Allegheny Serviceberry

Allegheny Serviceberry

(Amelanchier laevis Wiegand)



Allegheny serviceberry (family Rosaceae) is a deciduous tree that can reach heights of 25 feet, and diameters of 25 feet in their native habitats¹.  It is a narrow round, multi-stemmed, irregular shape with fragrant white flowers on its fine branches making it a popular plant used in landscaping¹.  The bark is smooth, silver-gray, with vertical stripes down it. The leaves are oval shaped, 2-4 inches in length, simple, alternate, and emerge red, before turning green/blue². During the fall, colors change and vary between colors from yellow to red. Loose clusters of white fragrant flowers emerge in April to June7 before the leaves followed by berries in the summer that turn from red to purple and are edible. The berries are the seeds of the tree and are round, small, and roughly 3/8 of an inch in diameter1,2.

Allegheny Serviceberry in Howard Co., Maryland (10/23/2019). Collected and processed by Helen Lowe Metzman.Allegheny serviceberry flowers.  @H. L. Metzman, 2019 6.

Allegheny Serviceberry in Garrett Co., Maryland (7/16/2015).

Allegheny serviceberry leaves and fruits.  @ J. Hill, 2015 6


Allegheny serviceberries are native to Eastern North America, and Eastern Canada4 Its native habitat is cool woods, in a slightly acidic soil that is moist/slightly dry, however they can tolerate most soil types as long as they aren’t in drought³. They prefer well-drained loams as well as shaded or lightly shaded areas. These trees do not tolerate full sunlight well5.   In Maryland the Allegheny serviceberry can be found in Garrett, Montgomery, Howard, Baltimore, and Carrol counties 6.

Native distribution of Allegheny serviceberry13.

Wildlife importance 

Allegheny serviceberry is host to larvae of Red-Spotted Purple and Viceroy butterflies.  Flower nectar is used by butterflies and bees.  Fruits are consumed by songbirds, ruffed grouse, chipmunks, squirrels and large mammals3,8.  


Economic importance 

Due to the quick growing ability of the Allegheny serviceberry as well as the beauty of its flowers, many landscapers and homeowners use this tree in their yards. Its berries are also good for making jams, syrups, juices, pies, and sweatbreads9

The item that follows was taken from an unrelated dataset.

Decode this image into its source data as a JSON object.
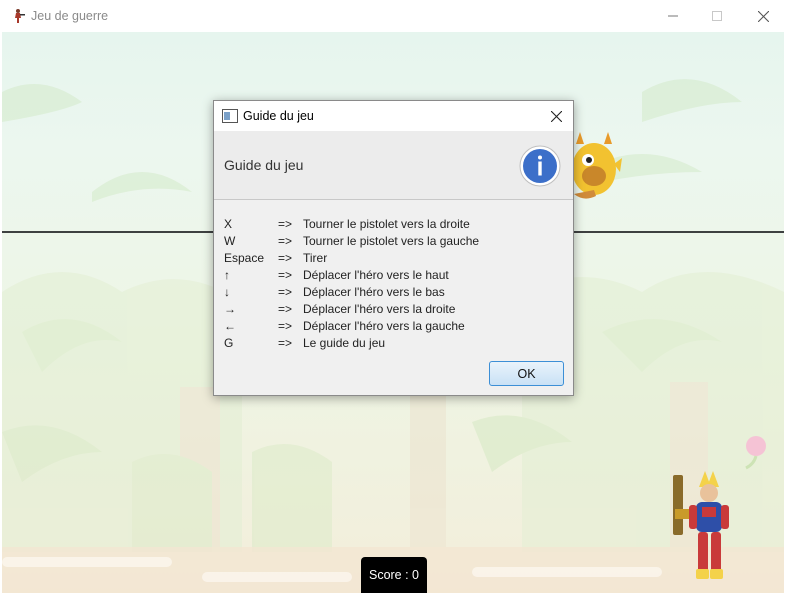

Cambium miners can be a cause of concern, however, rarely are they ever damaging to the tree itself. Borers attack the trees as well, but healthy trees rarely suffer from this, so fertilization as well as watering when needed is used to prevent borers. Spider mites may infest the tree. These will cause leaves to die, and these can be prevented by using horticultural oil sprays during the spring time. Allegheny serviceberries can also suffer from diseases such as witches broom (black mildew), leaf blight, powdery mildews, and fruit rotting. Witches broom isn’t much cause for concern as they can be pruned off without using chemicals. Leaf blight usually needs to be controlled as it will cause leaves to die, bark to shrivel, gum to ooze from the infected area. Diseased branches can be pruned out and fertilization can increase resistance. Mildew also does not need any controls as it is not a serious threat to the plant10

Interesting Facts 

Towson University Glen Arboretum

Towson University